That said, other family members will be able to share your subscription — Disney lets you to stream to up to four devices simultaneously and configure up to seven user profiles — however everybody will need to be logged into the same account, and there appears to be no way to lock users down to a single profile right now, which means that even if you set up a profile for your kids, you can’t keep them from switching over to other profiles, or even accessing the primary one where your main settings and billing information are managed.
On the upside, however, The Disney+ app is compatible with Apple’s TV app, which means that you’ll be able to find content on the Disney+ service using Siri searches or simply browsing through the TV app, and whatever you’re watching will automatically appear in the Up Next section of the TV app, synced across all of your tvOS and iOS devices.
Disney+ is also expected to launch in Puerto Rico, Australia, and New Zealand next week on Nov. 19, although it won’t be making it to any other countries until next March, when it’s expected to arrive in the U.K., France, Germany, Italy, and Spain.
You May Have to Wait in Line
It seems that the launch of Disney+ has been so popular that the service has been overwhelmed by users signing up and trying it out. While some users are having no problems, there have been a number of reports on Twitter and elsewhere of people finding that they’re unable to connect to Disney+ once they’ve signed up. There are many folks reporting the problem on Twitter, and we’ve encountered this ourselves.

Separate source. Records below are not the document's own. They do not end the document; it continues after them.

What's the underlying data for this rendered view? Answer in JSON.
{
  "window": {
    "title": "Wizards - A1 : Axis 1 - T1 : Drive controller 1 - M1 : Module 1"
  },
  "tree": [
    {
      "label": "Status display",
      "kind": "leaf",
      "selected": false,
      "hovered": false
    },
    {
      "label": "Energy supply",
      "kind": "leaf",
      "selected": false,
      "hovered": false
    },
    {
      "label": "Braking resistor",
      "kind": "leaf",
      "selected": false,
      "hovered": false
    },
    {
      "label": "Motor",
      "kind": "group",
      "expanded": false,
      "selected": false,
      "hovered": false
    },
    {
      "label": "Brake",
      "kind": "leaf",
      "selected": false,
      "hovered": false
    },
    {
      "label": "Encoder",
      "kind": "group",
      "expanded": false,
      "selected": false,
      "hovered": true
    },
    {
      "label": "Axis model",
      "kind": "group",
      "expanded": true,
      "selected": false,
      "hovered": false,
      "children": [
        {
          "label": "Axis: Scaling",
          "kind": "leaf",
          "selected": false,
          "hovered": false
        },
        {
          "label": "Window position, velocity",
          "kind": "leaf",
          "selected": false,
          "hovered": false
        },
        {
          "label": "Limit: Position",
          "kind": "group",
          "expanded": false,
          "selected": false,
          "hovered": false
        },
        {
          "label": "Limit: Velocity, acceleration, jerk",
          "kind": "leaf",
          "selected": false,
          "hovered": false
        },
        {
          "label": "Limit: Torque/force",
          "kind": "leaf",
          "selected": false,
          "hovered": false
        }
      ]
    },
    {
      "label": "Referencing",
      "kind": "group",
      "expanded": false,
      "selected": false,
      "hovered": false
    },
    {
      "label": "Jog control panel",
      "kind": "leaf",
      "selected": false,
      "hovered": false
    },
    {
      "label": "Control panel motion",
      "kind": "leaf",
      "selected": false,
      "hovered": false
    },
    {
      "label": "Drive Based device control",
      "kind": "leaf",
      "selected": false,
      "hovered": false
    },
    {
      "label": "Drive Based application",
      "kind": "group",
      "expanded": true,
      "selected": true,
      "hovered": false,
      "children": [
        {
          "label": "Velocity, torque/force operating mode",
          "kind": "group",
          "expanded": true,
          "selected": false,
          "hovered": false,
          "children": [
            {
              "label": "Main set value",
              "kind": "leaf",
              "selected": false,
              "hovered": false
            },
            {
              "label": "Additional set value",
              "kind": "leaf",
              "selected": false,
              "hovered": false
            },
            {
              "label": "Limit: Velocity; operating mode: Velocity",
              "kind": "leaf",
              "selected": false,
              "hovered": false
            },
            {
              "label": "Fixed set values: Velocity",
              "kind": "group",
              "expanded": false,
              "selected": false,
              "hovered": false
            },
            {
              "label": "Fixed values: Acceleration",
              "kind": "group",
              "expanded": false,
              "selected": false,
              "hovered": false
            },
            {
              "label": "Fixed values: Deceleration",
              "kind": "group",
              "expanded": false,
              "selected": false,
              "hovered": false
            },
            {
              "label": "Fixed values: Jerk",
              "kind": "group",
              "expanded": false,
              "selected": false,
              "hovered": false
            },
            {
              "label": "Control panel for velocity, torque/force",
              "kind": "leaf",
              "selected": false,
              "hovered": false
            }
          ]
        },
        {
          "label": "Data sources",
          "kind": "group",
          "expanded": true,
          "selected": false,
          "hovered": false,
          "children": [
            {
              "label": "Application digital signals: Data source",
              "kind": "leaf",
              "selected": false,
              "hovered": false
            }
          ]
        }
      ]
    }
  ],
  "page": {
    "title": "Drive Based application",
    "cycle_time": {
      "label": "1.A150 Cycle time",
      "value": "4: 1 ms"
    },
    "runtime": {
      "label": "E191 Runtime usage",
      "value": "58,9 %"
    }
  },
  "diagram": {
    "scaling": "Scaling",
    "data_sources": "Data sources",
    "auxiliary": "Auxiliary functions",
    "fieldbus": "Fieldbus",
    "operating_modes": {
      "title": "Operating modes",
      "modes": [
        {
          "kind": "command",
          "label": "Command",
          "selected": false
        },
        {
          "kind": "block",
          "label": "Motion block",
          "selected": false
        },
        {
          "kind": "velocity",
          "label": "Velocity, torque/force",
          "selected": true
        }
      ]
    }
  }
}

That said, it’s a safe bet this is simply an initial launch surge that’s common to many highly anticipated online services like games, and should calm down as demand settles down and Disney takes steps to deal with the extra load.